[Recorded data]

══════════

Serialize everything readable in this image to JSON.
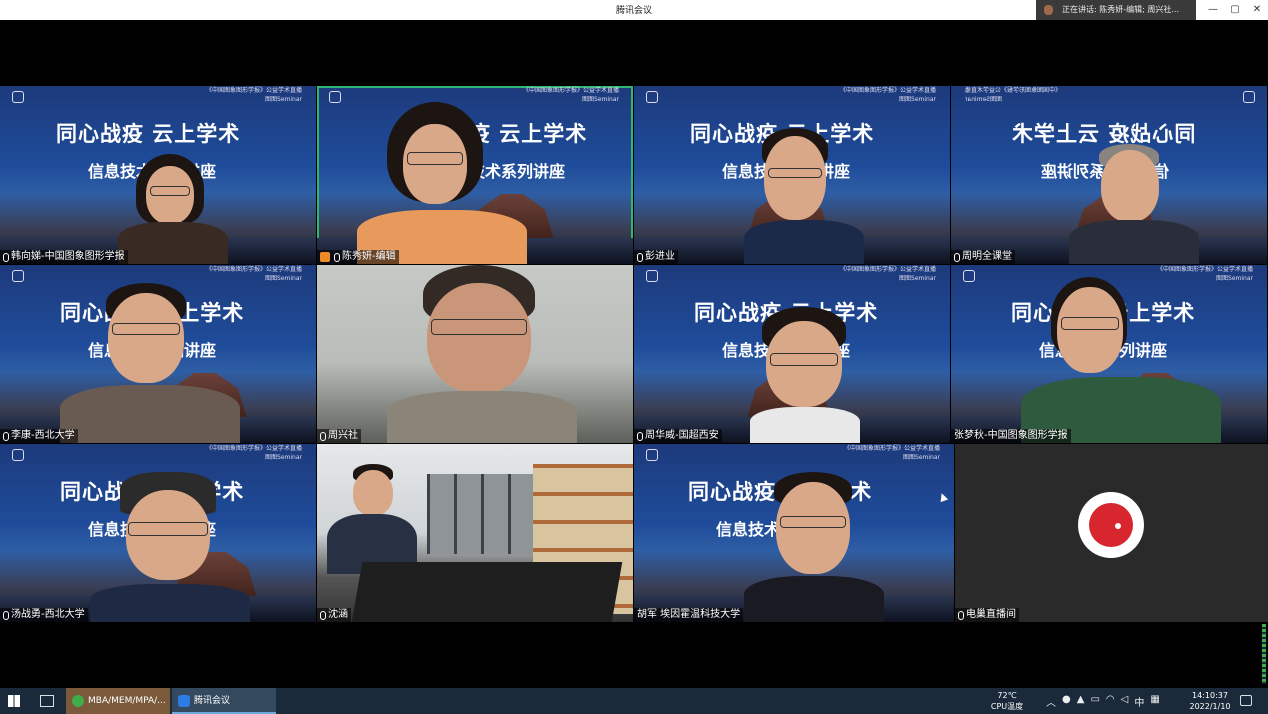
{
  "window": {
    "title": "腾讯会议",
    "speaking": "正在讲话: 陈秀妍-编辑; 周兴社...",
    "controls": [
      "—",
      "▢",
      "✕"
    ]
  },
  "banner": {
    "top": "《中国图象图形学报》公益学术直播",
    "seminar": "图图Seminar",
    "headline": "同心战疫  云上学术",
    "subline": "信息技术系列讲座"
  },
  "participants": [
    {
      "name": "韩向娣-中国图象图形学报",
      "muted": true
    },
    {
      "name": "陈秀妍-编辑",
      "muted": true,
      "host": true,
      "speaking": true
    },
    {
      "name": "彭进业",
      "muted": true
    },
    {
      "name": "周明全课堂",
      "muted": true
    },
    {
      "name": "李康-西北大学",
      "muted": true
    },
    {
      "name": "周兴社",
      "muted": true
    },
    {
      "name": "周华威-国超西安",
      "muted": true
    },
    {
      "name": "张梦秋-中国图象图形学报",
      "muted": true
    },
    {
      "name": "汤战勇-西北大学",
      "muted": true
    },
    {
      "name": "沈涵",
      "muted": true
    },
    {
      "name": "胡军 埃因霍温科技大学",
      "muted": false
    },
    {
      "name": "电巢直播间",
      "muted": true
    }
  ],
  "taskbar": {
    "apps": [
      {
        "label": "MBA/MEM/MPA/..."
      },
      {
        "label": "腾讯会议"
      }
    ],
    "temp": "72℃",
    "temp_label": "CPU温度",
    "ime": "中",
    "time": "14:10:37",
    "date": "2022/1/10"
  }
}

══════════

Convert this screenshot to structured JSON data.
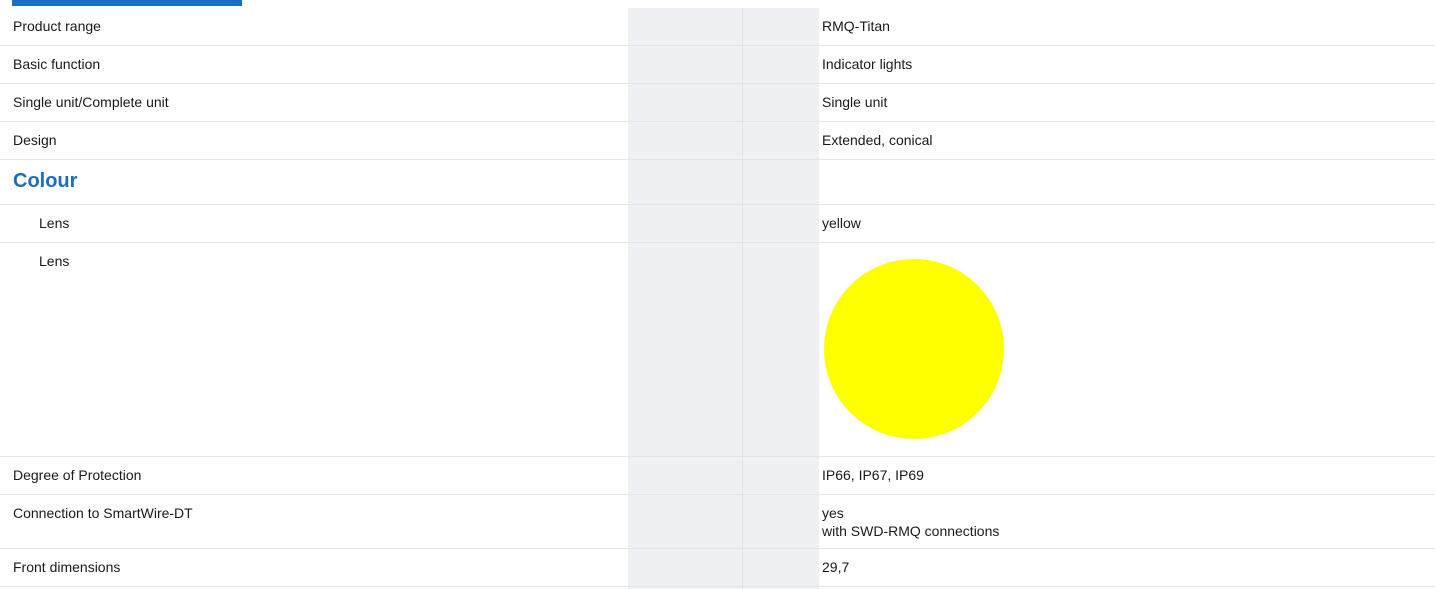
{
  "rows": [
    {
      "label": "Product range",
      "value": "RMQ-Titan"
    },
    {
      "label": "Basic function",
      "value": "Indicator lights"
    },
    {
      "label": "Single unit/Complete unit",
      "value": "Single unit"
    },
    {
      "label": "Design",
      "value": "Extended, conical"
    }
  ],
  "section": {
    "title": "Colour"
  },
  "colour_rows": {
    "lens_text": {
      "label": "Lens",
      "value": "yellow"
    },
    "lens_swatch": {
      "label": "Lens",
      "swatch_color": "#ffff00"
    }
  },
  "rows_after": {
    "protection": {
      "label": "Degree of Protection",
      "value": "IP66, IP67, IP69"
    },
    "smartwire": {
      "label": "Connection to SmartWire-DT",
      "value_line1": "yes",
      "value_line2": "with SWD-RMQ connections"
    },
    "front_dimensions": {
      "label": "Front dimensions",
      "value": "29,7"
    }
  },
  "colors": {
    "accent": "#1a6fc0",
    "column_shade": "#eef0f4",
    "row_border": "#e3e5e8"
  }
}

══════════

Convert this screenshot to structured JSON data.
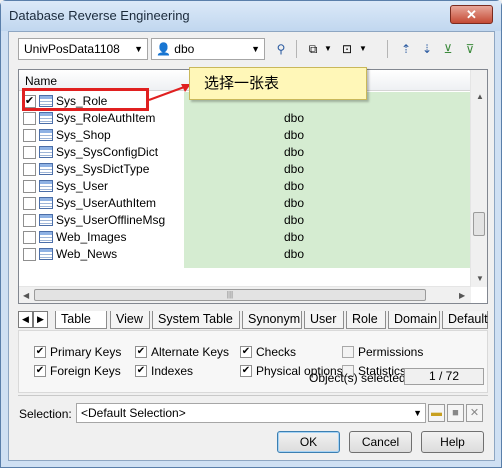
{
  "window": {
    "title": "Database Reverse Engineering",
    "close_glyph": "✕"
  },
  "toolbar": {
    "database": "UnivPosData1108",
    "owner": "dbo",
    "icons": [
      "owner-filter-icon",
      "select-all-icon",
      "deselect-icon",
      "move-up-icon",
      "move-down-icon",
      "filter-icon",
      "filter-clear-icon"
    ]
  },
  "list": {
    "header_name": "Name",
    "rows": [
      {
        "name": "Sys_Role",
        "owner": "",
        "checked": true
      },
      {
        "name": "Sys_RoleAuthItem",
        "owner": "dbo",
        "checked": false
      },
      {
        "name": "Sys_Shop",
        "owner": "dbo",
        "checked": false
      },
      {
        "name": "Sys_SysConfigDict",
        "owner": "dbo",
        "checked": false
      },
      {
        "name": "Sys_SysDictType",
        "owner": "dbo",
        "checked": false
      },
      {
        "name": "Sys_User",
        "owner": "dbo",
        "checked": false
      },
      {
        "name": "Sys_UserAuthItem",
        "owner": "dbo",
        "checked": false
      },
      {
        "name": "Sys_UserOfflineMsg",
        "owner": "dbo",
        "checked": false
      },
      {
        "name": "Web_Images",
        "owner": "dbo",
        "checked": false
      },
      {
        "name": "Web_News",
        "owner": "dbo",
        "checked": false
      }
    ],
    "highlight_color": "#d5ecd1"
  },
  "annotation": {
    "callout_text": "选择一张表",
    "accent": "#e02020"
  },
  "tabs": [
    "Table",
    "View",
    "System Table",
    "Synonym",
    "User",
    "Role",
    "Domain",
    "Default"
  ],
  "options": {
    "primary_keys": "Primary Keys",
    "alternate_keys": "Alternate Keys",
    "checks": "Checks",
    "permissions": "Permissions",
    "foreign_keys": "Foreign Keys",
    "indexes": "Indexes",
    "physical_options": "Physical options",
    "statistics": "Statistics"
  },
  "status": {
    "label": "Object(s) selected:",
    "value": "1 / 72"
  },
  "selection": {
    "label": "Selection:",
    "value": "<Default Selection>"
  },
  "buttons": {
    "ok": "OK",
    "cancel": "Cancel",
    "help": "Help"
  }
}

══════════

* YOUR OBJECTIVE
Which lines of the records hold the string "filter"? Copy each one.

* OUTPUT BELOW
      "owner-filter-icon",
      "filter-icon",
      "filter-clear-icon"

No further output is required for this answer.